Among the first wave of newly announced films to the roster is Antoine Fuqua’s The Guilty from Netflix, Kenneth Branagh’s Belfast, starring Caitriona Balfe, Judi Dench, and Jamie Dornan; HBO’s Alanis Morissette documentary Jagged, directed by Alison Klayman; and the Naomi Watts-lead Lakewood, directed by Philip Noyce which was filmed in northern Ontario.
Denis Villeneuve‘s highly anticipated reboot of Dune is also set to have a special event screening at an IMAX theater in Toronto. Another addition to the roster is Edgar Wright‘s Last Night in Soho starring Thomasin McKenzie and Anya Taylor-Joy, which will be the acclaimed filmmaker’s first full-on horror film.
Danis Goulet’s indigenous zombie thriller Night Raiders, a Canada/New Zealand co-production that bowed in Berlin will also get a premiere at TIFF; Céline Sciamma’s Berlinale competition title Petite Maman; the documentary Dionne Warwick: Don’t Make Me Over, co-directed and co-produced by Dave Wooley and David Heilbroner and to screen in Toronto after being introduced to buyers at the Cannes market; Charlotte, directed by Eric Warin and Tahir Rana; and the Ted Melfi-directed dramedy The Starling, which re-teams the filmmaker with his St. Vincent star Melissa McCarthy has been picked up by Netflix.
Another Netflix film that will get a premiere is Antoine Fuqua’s The Guilty thriller, starring Jake Gyllenhaal, Peter Sarsgaard, Riley Keough, Paul Dano and Ethan Hawke.
As for COVID-19 safety protocols for the event, organizers have stated “Audiences will confidently be able to enjoy in-cinema screenings by maintaining a safe physical distance and wearing a mask,” Toronto organizers said in a statement. Some TIFF titles will also be available for Canadians across the country to view at home as the festival for the second year running plans more streaming than screening.”

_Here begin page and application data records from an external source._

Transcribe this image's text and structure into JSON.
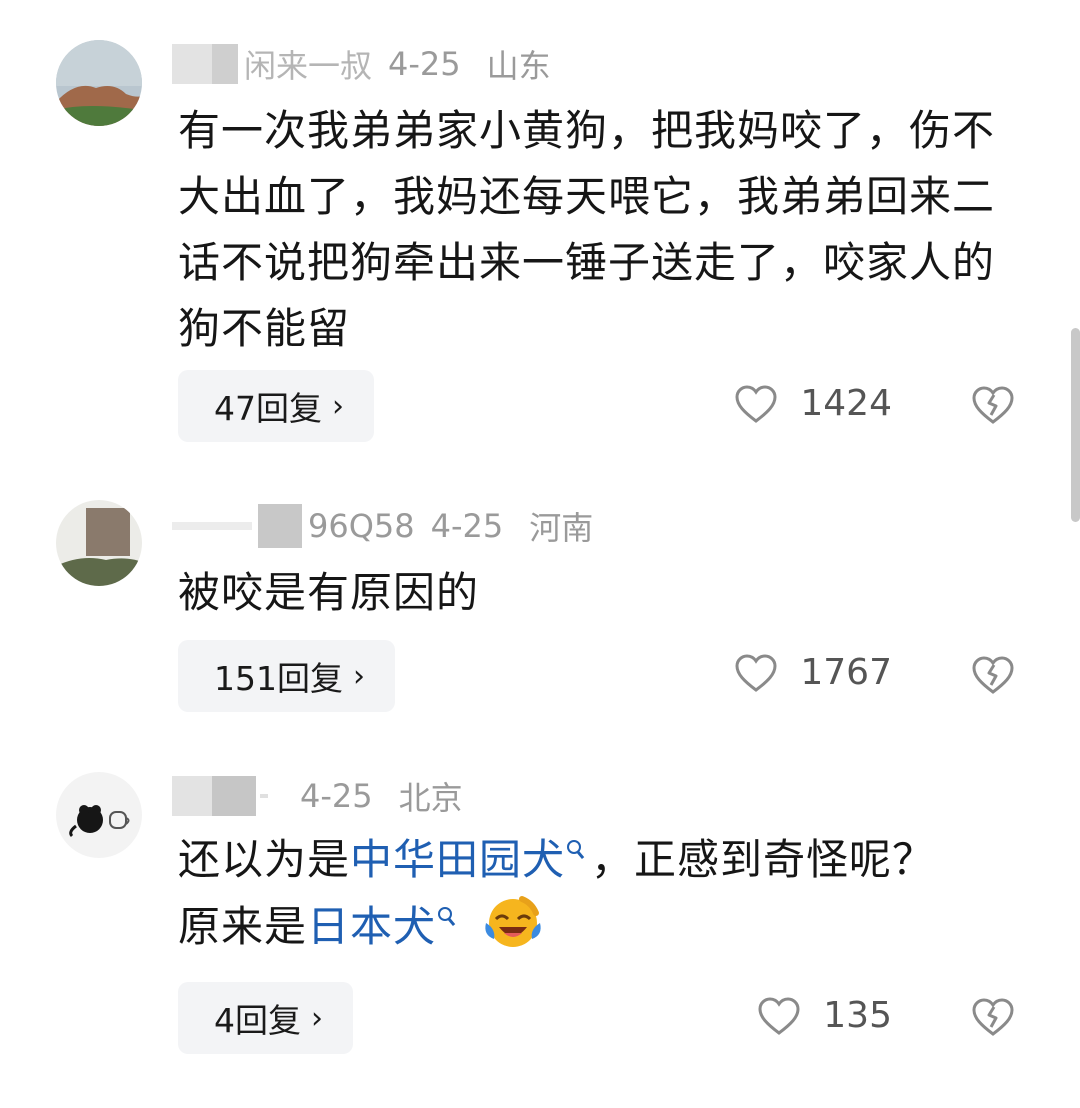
{
  "comments": [
    {
      "name_visible": "闲来一叔",
      "date": "4-25",
      "location": "山东",
      "text": "有一次我弟弟家小黄狗，把我妈咬了，伤不大出血了，我妈还每天喂它，我弟弟回来二话不说把狗牵出来一锤子送走了，咬家人的狗不能留",
      "replies": "47回复",
      "likes": "1424"
    },
    {
      "name_visible": "96Q58",
      "date": "4-25",
      "location": "河南",
      "text": "被咬是有原因的",
      "replies": "151回复",
      "likes": "1767"
    },
    {
      "name_visible": "",
      "date": "4-25",
      "location": "北京",
      "text_parts": [
        "还以为是",
        "中华田园犬",
        "，正感到奇怪呢？原来是",
        "日本犬"
      ],
      "emoji": "face-with-tears-of-joy",
      "replies": "4回复",
      "likes": "135"
    }
  ],
  "ui": {
    "chevron": "›",
    "like_icon": "heart-outline-icon",
    "dislike_icon": "broken-heart-icon",
    "link_color": "#1f5fb2"
  }
}
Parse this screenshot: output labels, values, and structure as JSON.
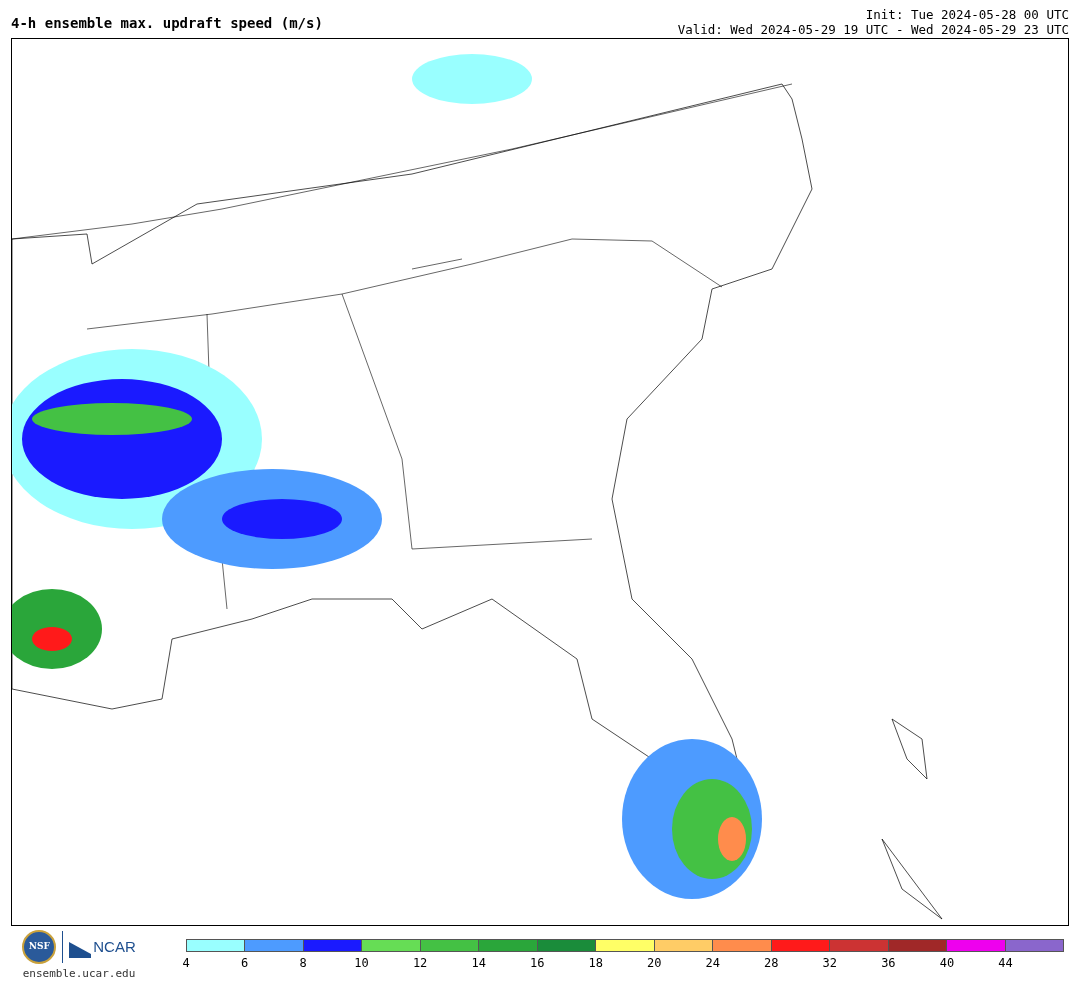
{
  "title": "4-h ensemble max. updraft speed (m/s)",
  "init": "Init: Tue 2024-05-28 00 UTC",
  "valid": "Valid: Wed 2024-05-29 19 UTC - Wed 2024-05-29 23 UTC",
  "logos": {
    "nsf": "NSF",
    "ncar": "NCAR",
    "url": "ensemble.ucar.edu"
  },
  "colorbar": {
    "bins": [
      {
        "label": "4",
        "color": "#99ffff"
      },
      {
        "label": "6",
        "color": "#4d9bff"
      },
      {
        "label": "8",
        "color": "#1a1aff"
      },
      {
        "label": "10",
        "color": "#66dd55"
      },
      {
        "label": "12",
        "color": "#44c144"
      },
      {
        "label": "14",
        "color": "#2aa63a"
      },
      {
        "label": "16",
        "color": "#1a8c3a"
      },
      {
        "label": "18",
        "color": "#ffff66"
      },
      {
        "label": "20",
        "color": "#ffcc66"
      },
      {
        "label": "24",
        "color": "#ff8c4c"
      },
      {
        "label": "28",
        "color": "#ff1a1a"
      },
      {
        "label": "32",
        "color": "#cc3333"
      },
      {
        "label": "36",
        "color": "#a02828"
      },
      {
        "label": "40",
        "color": "#ee00ee"
      },
      {
        "label": "44",
        "color": "#8a66cc"
      }
    ]
  }
}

For more updates on the 2021 Toronto International Film Festival, stay tuned to Awards Radar.